Tyler also criticized the use of a “risk assessment based on a likely racist system” to place people into re-entry programs that “likely don’t exist.” According to Tyler, the law does not address the limited services and abysmal halfway-house conditions that many people returning to their communities face. As Human Rights Watch said in a letter to the committee, passing “back-end reform” without including “front-end reform” won’t meaningfully improve the federal system.
By Katie Malone | Feb 04, 2019
The Pew Research Center released a survey in January highlighting the left-leaning values of Generation Z. While most of Gen Z has yet to reach voting age, its members are now 13-to-21 years old, those who identify as Republican hold more progressive values than Republican millennials, Generation Xers, Baby Boomers, or the Silent Generation. If these trends hold, they could presage a broader disillusionment with a GOP in thrall with its right wing. A Democratic Party that actively embraces its progressive youth would be well-situated to make inroads with this group.
Generation Z and millennials share common perspectives, and both generations are more progressive than their elders. Both generations hold negative views of President Donald Trump's job performance, believe that government should be more involved in problem solving, and think that racial and ethnic diversity is good for society.
Overall, Generation Z has little enthusiasm for Trump’s tenure in office. Only 30 percent of them approve of his job performance, compared to 29 percent of millennials, 38 percent of Gen Xers, 43 percent of boomers, and 54 percent of the Silent Generation. Although Trump remains very popular among older Republicans, a smaller majority of Gen Zers support him.
Younger generations have more positive views of the role of government: 53 percent of Generation Z respondents believe that ordinary citizens can do a lot to influence the government in Washington. Gen Z Republicans share this optimism: They are much more likely than older generations to believe that government should work to solve problems. Most older Republicans responded that the government does too much; problem-solving, they feel, should be left to businesses and individuals.
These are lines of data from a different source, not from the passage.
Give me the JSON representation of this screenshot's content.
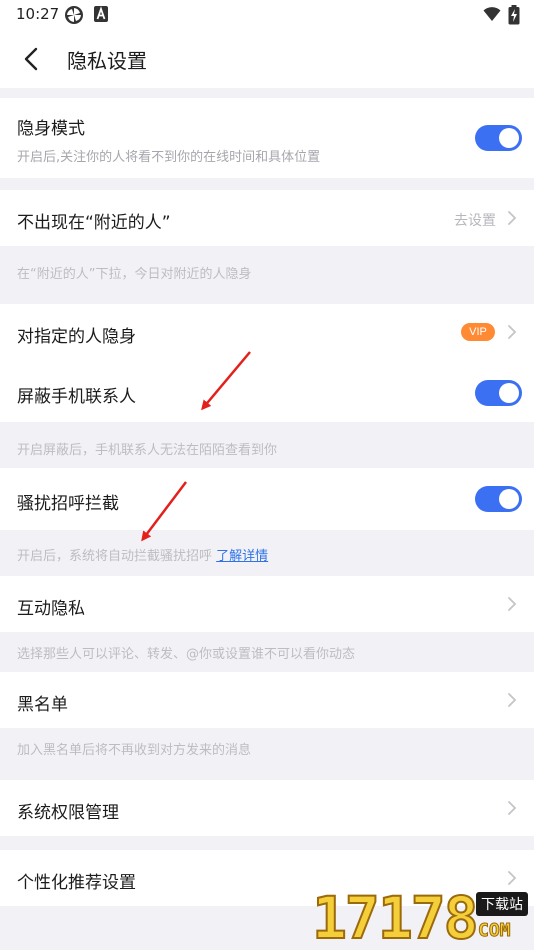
{
  "status_bar": {
    "time": "10:27",
    "icons": [
      "pinwheel-icon",
      "a-badge-icon",
      "wifi-icon",
      "battery-charging-icon"
    ]
  },
  "header": {
    "back_icon": "chevron-left-icon",
    "title": "隐私设置"
  },
  "settings": {
    "invisible_mode": {
      "title": "隐身模式",
      "subtitle": "开启后,关注你的人将看不到你的在线时间和具体位置",
      "toggle_on": true
    },
    "nearby": {
      "title": "不出现在“附近的人”",
      "action": "去设置",
      "hint": "在“附近的人”下拉，今日对附近的人隐身"
    },
    "hide_from_specific": {
      "title": "对指定的人隐身",
      "badge": "VIP"
    },
    "block_contacts": {
      "title": "屏蔽手机联系人",
      "toggle_on": true,
      "hint": "开启屏蔽后，手机联系人无法在陌陌查看到你"
    },
    "harassment_block": {
      "title": "骚扰招呼拦截",
      "toggle_on": true,
      "hint": "开启后，系统将自动拦截骚扰招呼",
      "hint_link": "了解详情"
    },
    "interaction_privacy": {
      "title": "互动隐私",
      "hint": "选择那些人可以评论、转发、@你或设置谁不可以看你动态"
    },
    "blacklist": {
      "title": "黑名单",
      "hint": "加入黑名单后将不再收到对方发来的消息"
    },
    "system_permissions": {
      "title": "系统权限管理"
    },
    "personalized_recommendation": {
      "title": "个性化推荐设置"
    }
  },
  "watermark": {
    "digits": "17178",
    "badge": "下载站",
    "domain": "COM"
  },
  "colors": {
    "toggle_on": "#3b70f2",
    "vip_badge": "#ff8a33",
    "link": "#2f73e8",
    "annotation_arrow": "#e3201b",
    "background": "#f2f2f6"
  }
}
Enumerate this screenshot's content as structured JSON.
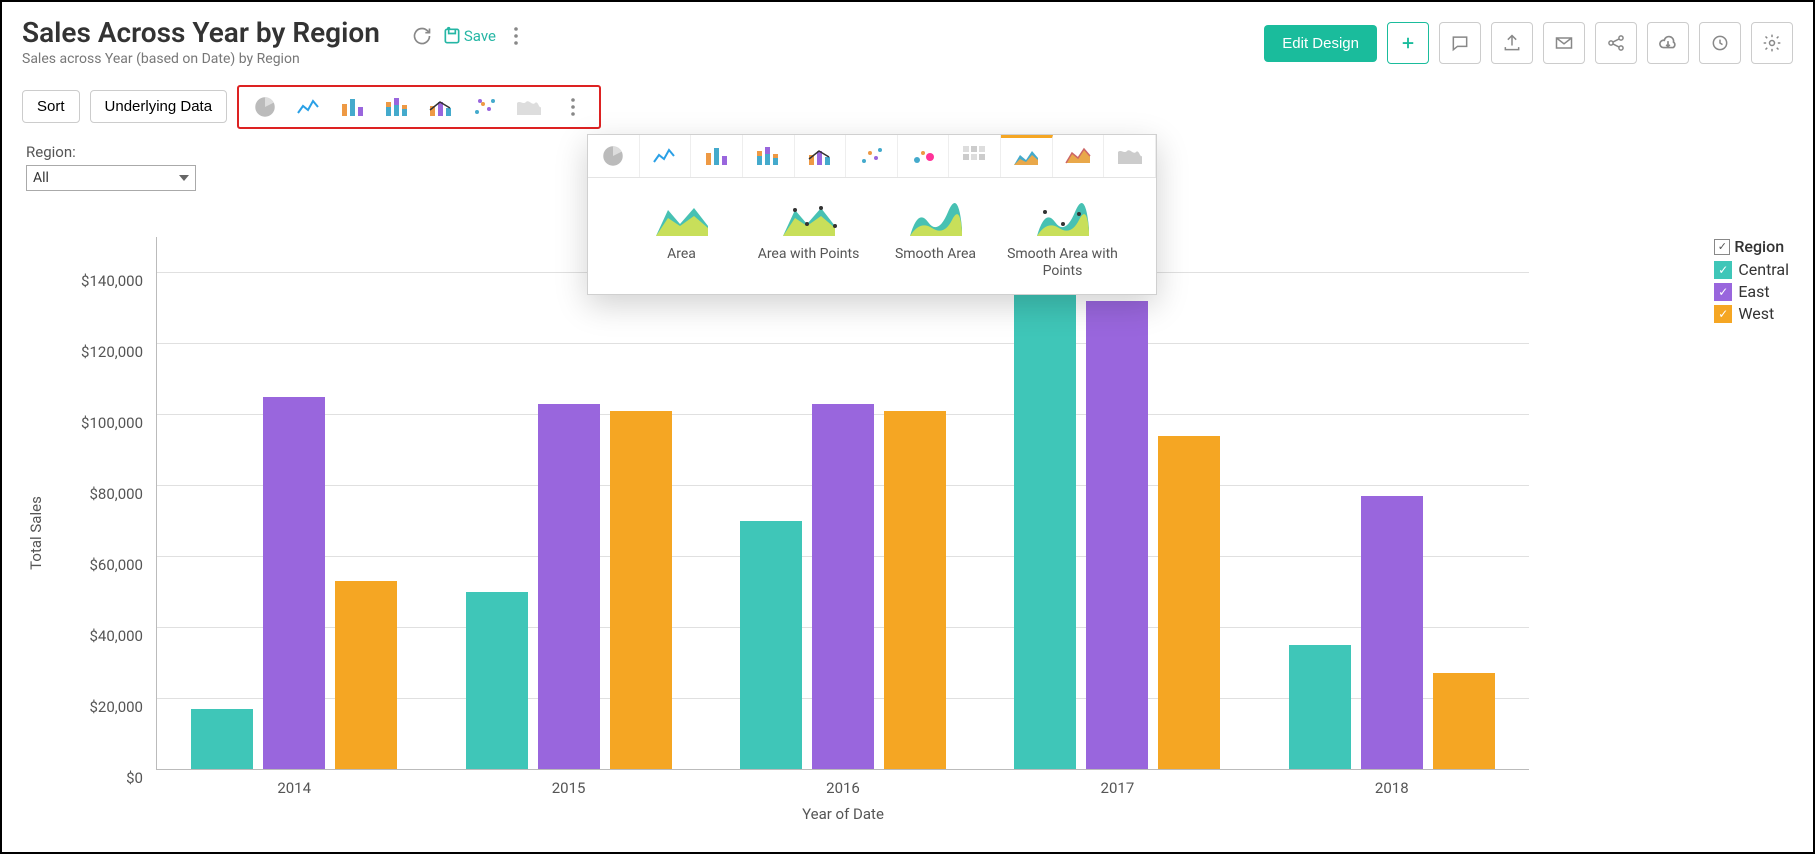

Gen Z is even closing the partisan gap on divisive issues like race, immigration, gender, and climate. Generation Z Republicans are notably more aware of social inequities compared to previous generations: 43 percent of Gen Z Republicans surveyed believe that African Americans are treated less fairly than whites compared to 30 percent of millennials. Roughly 20 percent of Gen Xers, boomers and silent Republicans believe that blacks are treated unfairly.
Of the Gen Z Republicans surveyed, 41 percent believe that application forms should include gender options besides just male or female while only 27 percent of millennial, 17 percent of Generation X, and 16 percent of both boomers and silent generation Republicans do.
And on climate, only 18 percent of young Republicans attribute the Earth’s warming to natural patterns rather than human influences; while 30 percent of millennials, 36 percent of Gen Xers, 42 percent of boomers, and 41 percent of silent generation Republicans do.
It’s hard to know whether this leftward tilt will persist as Generation Z Republicans reach voting age, but it’s a trend that bears watching. If the GOP continues to stoke fears about immigration and racial and ethnic diversity; downplay the importance of gender; and sow doubt about climate change, the Democratic Party’s progressive values may be much more appealing.